It is also an opportunity to acknowledge the leadership provided following the departure of the Sisters by Ms Ellie McGuinness, Dr Trish Hindmarsh, (our current Director of Catholic Education)  and now by Mr Peter Douglas. Both the Sisters and the Lay Principals have been very strongly and loyally supported by many lay teachers in the past and at the present. I also wish to acknowledge the involvement of the Missionaries of the Sacred Heart as chaplains to the school over many years.

In reading the documentation, I gained the district impression that there has always been a strong parental involvement in Larmenier, and I wish to acknowledge that significant contribution on the part of parents as well.

Over the period of 50 years, it seems to me that there has been very  happy balance in the life of the school, which has involved a understandably strong emphasis the religious education and on the educational development of the students, a focus on music and choirs, a wide involvement in different forms of sport, and of course the initiative which has become quite a highlight in recent years, the development of the farm and the care of the animals and the garden as well. 

I was very interested to note that Larmenier was the first school in Tasmania to establish a computer centre. The 12 disc-driven BBC computers were purchased using the sum of $22,000 provided by the Parents and Friends Association. We certainly have come a long way since then, but it was most important to make a start somewhere.

In the minutes of the Parents and Friends Association during 1980, I noted that a new school logo had been adopted, and that the motto was “Christ is our Model.”  It is still the same logo and motto that is in use today. There can be no doubt that the motto presents us with a powerful message, and one which is re-enforced in the readings for this Jubilee Mass this evening. In every sense, Christ is our Model.

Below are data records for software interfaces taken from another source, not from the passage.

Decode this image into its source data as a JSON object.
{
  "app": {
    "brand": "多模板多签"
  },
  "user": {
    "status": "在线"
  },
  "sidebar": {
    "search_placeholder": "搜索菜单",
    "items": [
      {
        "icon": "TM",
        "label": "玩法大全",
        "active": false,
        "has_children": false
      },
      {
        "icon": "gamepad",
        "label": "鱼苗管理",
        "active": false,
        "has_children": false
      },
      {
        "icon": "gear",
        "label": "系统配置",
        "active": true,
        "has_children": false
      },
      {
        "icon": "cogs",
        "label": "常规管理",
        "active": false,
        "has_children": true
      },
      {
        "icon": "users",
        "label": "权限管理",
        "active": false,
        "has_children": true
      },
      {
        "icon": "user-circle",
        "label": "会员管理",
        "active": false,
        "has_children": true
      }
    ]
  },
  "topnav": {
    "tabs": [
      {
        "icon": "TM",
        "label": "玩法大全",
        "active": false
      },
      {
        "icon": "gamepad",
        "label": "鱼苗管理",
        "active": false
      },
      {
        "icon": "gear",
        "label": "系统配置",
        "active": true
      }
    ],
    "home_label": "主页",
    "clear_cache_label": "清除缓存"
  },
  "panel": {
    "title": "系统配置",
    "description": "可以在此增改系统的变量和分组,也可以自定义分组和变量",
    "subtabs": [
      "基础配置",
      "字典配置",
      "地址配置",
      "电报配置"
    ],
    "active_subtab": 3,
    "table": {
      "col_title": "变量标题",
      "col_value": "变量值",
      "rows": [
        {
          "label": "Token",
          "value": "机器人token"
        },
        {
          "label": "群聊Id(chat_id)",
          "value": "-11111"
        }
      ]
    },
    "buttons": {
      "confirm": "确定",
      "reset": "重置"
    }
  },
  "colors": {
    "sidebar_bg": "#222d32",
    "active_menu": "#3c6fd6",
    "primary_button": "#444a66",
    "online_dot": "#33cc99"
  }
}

The importance of models, and modelling is very much to the fore today. With the help of computers, it is possible to consider many possible options, and not  just one as in the past. In human living, it is also important to have a focus, a model from which we can work when it comes to making the important decisions in our lives. Jesus is the perfect model.

There were occasions when he said “Learn from me.. because I am gentle and humble of heart.” He also said that he was “the Way, the Truth and the Life.” Not only through his example, but also in his teaching, we are given some very powerful models to follow, and perhaps there is no better model than the very gospel passage we have just heard this evening, the Sermon on the Mount.

Jesus, it must be remembered, was speaking to real people, and they were people whose lives were far from easy. They lived in their own country, but the authorities had come from Rome. It was already a case where they were “poor in spirit;” there were many instances when they had to console an comfort other people in the community, when they had to remain silent when they would have wanted to speak up loudly about the situation which in many instances was unjust.

These people wanted something different, they wanted things to change. They did not just want a different group of people in charge. They wanted people who went about things differently, placing an emphasis on the building of the community, on reconciliation and on a genuine change of heart.

Over the years, at Larmenier Catholic School, there has been the constant focus on preparing students and families to be different, to be capable of making a change and to stand up for the rights of all people. I noticed that the original idea for the computer centre came from contact with an Aboriginal school in Alicurung, a small town in the Northern Territory. Further contact was made subsequently, and of course, in each of our Catholic schools, we try to place great emphasis on the importance of the indigenous culture and background of  the students currently attending our schools.

Tonight is a precious opportunity for us to give thanks for now 50 years of the life of Larmenier Catholic Primary School. It is an occasion to reflect on the past, to enjoy the present, and to re-affirm our commitment to a strong future, where the dignity and value of each student is paramount, and where the message of Jesus, Our Model, is the best and indeed the only guide we need.